Did the events of the first Pentecost occur in the Temple?
When the Vicar Patrick Seyler asked me this question during dinner I was somewhat surprised because no commentator, to my knowledge, had ever made this suggestion.
“When the day of Pentecost had come, (see
http://kratistostheophilos.blogspot.com/2005/05/when-day-of-pentecost-had-come.html), they were all together in the same place.” Dunn and Talbert both indicate they were in the upper room mentioned in Acts 1:13. Witherington state, “It is not made clear whether this is the same location as the ‘upper room’ where the Last Supper was eaten or where the disciples were staying (cf. 1:13).” Witherington further note, “Somewhere along the line the event migrates to the temple precincts, the only place such a crowd could or would likely be congregated, but Luke does not explain the sequence, only the events.” Of course, Theophilus, the High Priest, 37-41 C.E., to whom Luke addressed the gospel and later his second book, being in or near the Temple, already knew something about these events.
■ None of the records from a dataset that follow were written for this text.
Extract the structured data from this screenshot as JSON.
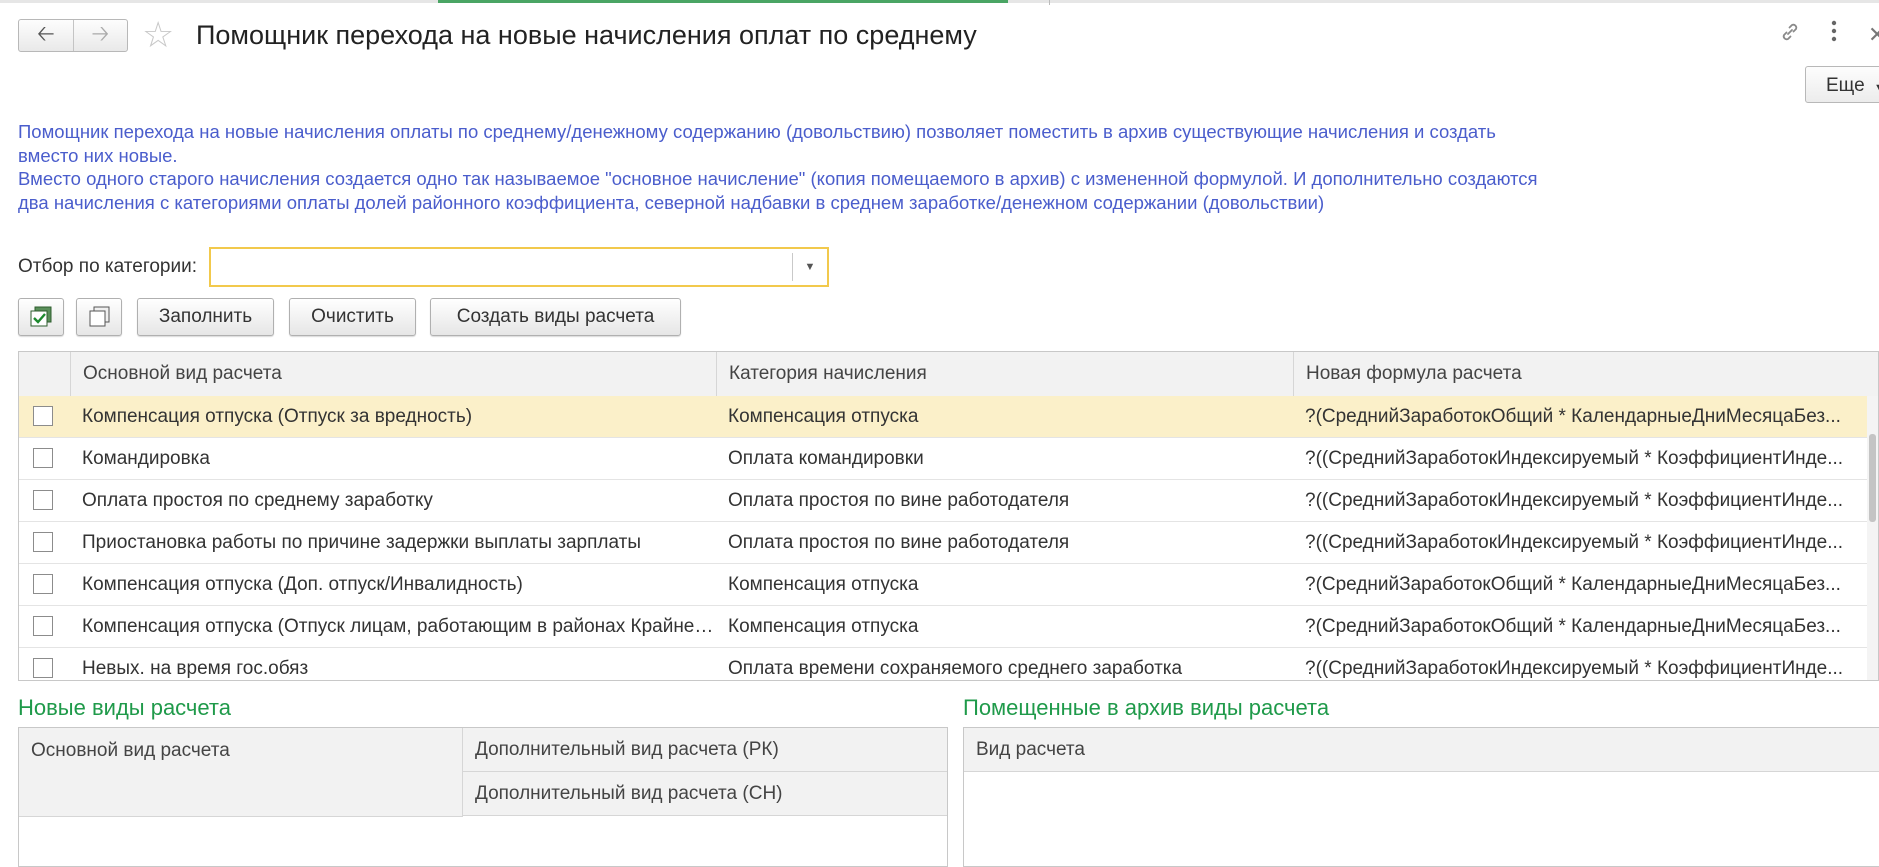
{
  "window": {
    "title": "Помощник перехода на новые начисления оплат по среднему",
    "more_label": "Еще"
  },
  "icons": {
    "back": "arrow-left-icon",
    "forward": "arrow-right-icon",
    "favorite": "star-icon",
    "link": "link-icon",
    "menu": "kebab-menu-icon",
    "close": "close-icon"
  },
  "info": {
    "para1": "Помощник перехода на новые начисления оплаты по среднему/денежному содержанию (довольствию) позволяет поместить в архив существующие начисления и создать вместо них новые.",
    "para2": "Вместо одного старого начисления создается одно так называемое \"основное начисление\" (копия помещаемого в архив) с измененной формулой. И дополнительно создаются два начисления с категориями оплаты долей районного коэффициента, северной надбавки в среднем заработке/денежном содержании (довольствии)"
  },
  "filter": {
    "label": "Отбор по категории:",
    "value": ""
  },
  "toolbar": {
    "fill_label": "Заполнить",
    "clear_label": "Очистить",
    "create_label": "Создать виды расчета"
  },
  "table": {
    "columns": [
      "Основной вид расчета",
      "Категория начисления",
      "Новая формула расчета"
    ],
    "rows": [
      {
        "name": "Компенсация отпуска (Отпуск за вредность)",
        "category": "Компенсация отпуска",
        "formula": "?(СреднийЗаработокОбщий * КалендарныеДниМесяцаБез..."
      },
      {
        "name": "Командировка",
        "category": "Оплата командировки",
        "formula": "?((СреднийЗаработокИндексируемый * КоэффициентИнде..."
      },
      {
        "name": "Оплата простоя по среднему заработку",
        "category": "Оплата простоя по вине работодателя",
        "formula": "?((СреднийЗаработокИндексируемый * КоэффициентИнде..."
      },
      {
        "name": "Приостановка работы по причине задержки выплаты зарплаты",
        "category": "Оплата простоя по вине работодателя",
        "formula": "?((СреднийЗаработокИндексируемый * КоэффициентИнде..."
      },
      {
        "name": "Компенсация отпуска (Доп. отпуск/Инвалидность)",
        "category": "Компенсация отпуска",
        "formula": "?(СреднийЗаработокОбщий * КалендарныеДниМесяцаБез..."
      },
      {
        "name": "Компенсация отпуска (Отпуск лицам, работающим в районах Крайнего Севера)",
        "category": "Компенсация отпуска",
        "formula": "?(СреднийЗаработокОбщий * КалендарныеДниМесяцаБез..."
      },
      {
        "name": "Невых. на время гос.обяз",
        "category": "Оплата времени сохраняемого среднего заработка",
        "formula": "?((СреднийЗаработокИндексируемый * КоэффициентИнде..."
      }
    ]
  },
  "new_types": {
    "title": "Новые виды расчета",
    "col_main": "Основной вид расчета",
    "col_rk": "Дополнительный вид расчета (РК)",
    "col_sn": "Дополнительный вид расчета (СН)"
  },
  "archived_types": {
    "title": "Помещенные в архив виды расчета",
    "col": "Вид расчета"
  },
  "colors": {
    "info_text": "#4a5dcc",
    "section_title": "#1f9a4a",
    "selected_row": "#fbf0c9",
    "filter_border": "#f2c94c"
  }
}
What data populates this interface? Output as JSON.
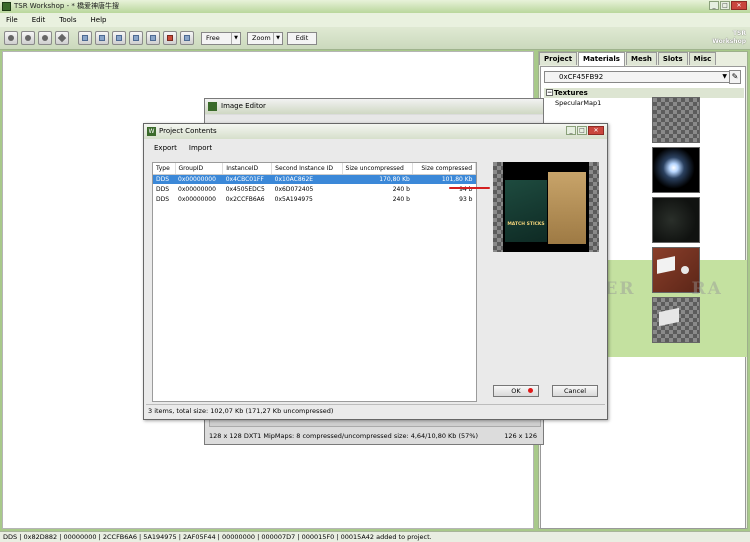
{
  "window": {
    "title": "TSR Workshop - * 橋爱神唐牛搜"
  },
  "menu": [
    "File",
    "Edit",
    "Tools",
    "Help"
  ],
  "toolbar": {
    "mode": "Free",
    "zoom": "Zoom",
    "edit": "Edit"
  },
  "logo": {
    "text": "TSR Workshop"
  },
  "panel": {
    "tabs": [
      "Project",
      "Materials",
      "Mesh",
      "Slots",
      "Misc"
    ],
    "active_tab": "Materials",
    "material": "0xCF45FB92",
    "section": "Textures",
    "texture_label": "SpecularMap1"
  },
  "image_editor": {
    "title": "Image Editor",
    "status": "128 x 128 DXT1 MipMaps: 8 compressed/uncompressed size: 4,64/10,80 Kb (57%)",
    "dims": "126 x 126"
  },
  "project_contents": {
    "title": "Project Contents",
    "menu": [
      "Export",
      "Import"
    ],
    "columns": [
      "Type",
      "GroupID",
      "InstanceID",
      "Second Instance ID",
      "Size uncompressed",
      "Size compressed"
    ],
    "rows": [
      [
        "DDS",
        "0x00000000",
        "0x4CBC01FF",
        "0x10AC862E",
        "170,80 Kb",
        "101,80 Kb"
      ],
      [
        "DDS",
        "0x00000000",
        "0x4505EDC5",
        "0x6D072405",
        "240 b",
        "94 b"
      ],
      [
        "DDS",
        "0x00000000",
        "0x2CCFB6A6",
        "0x5A194975",
        "240 b",
        "93 b"
      ]
    ],
    "selected_row": 0,
    "ok": "OK",
    "cancel": "Cancel",
    "status": "3 items, total size: 102,07 Kb (171,27 Kb uncompressed)",
    "preview_text": "MATCH STICKS"
  },
  "watermark": "SEVER",
  "watermark2": "RA",
  "statusbar": "DDS | 0x82D882 | 00000000 | 2CCFB6A6 | 5A194975 | 2AF05F44 | 00000000 | 000007D7 | 000015F0 | 00015A42 added to project."
}
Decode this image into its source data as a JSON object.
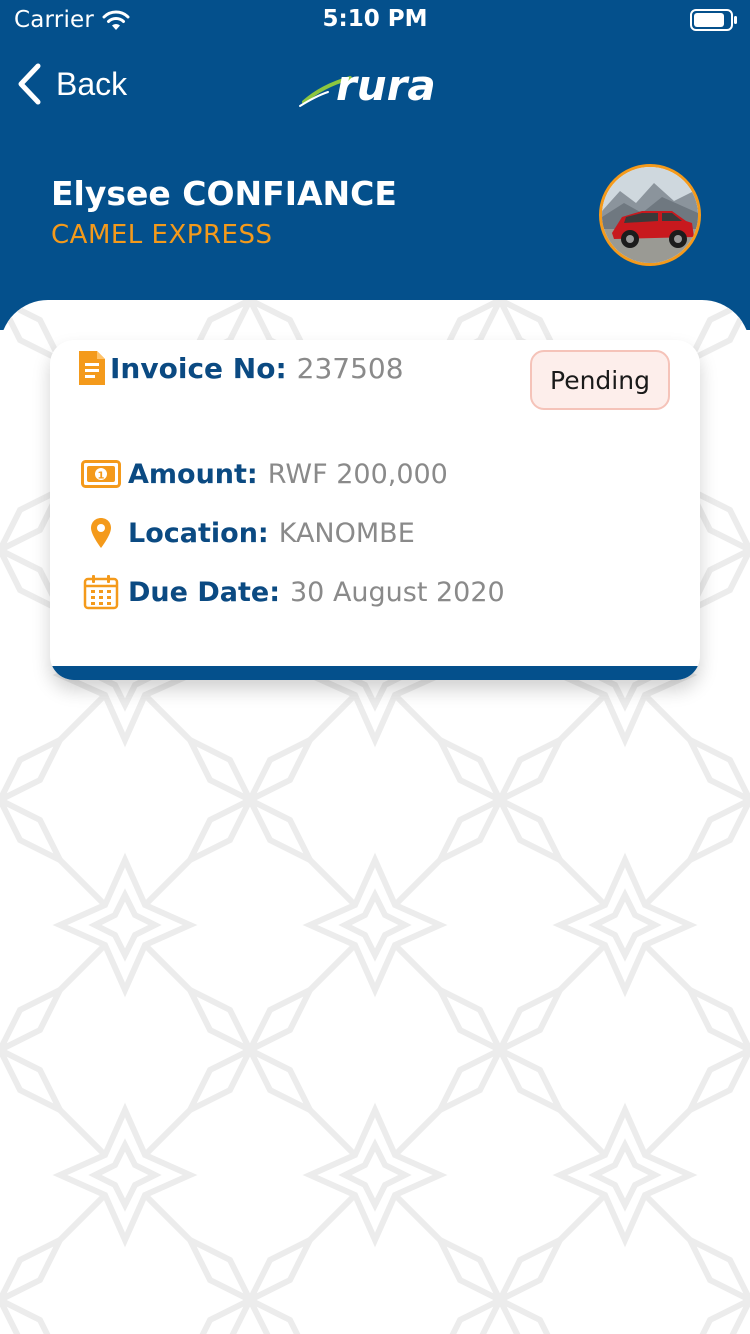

According to Talbert, “The echoes are unmistakable. Sound, fire, and speech understood by all people were characteristic of the Sinai theophany. The same ingredients are found in the Pentecost events.” When I blogged on Pentecost on May 16th, I noted the Book of Jubilees connects Pentecost to the covenant of Noah. The Book of Jubilees also connects Pentecost in book 1:1 to the giving of the laws during the Sinai theophany. Therefore, it is clear that Luke is alluding to the Sinai theophany.
Would the first addressee have understood the powerful symbolism of sound, fire and speech of the Sinai theophany if he were a Gentile?
It seems to me to make more sense to place the first Pentecost in the temple precincts.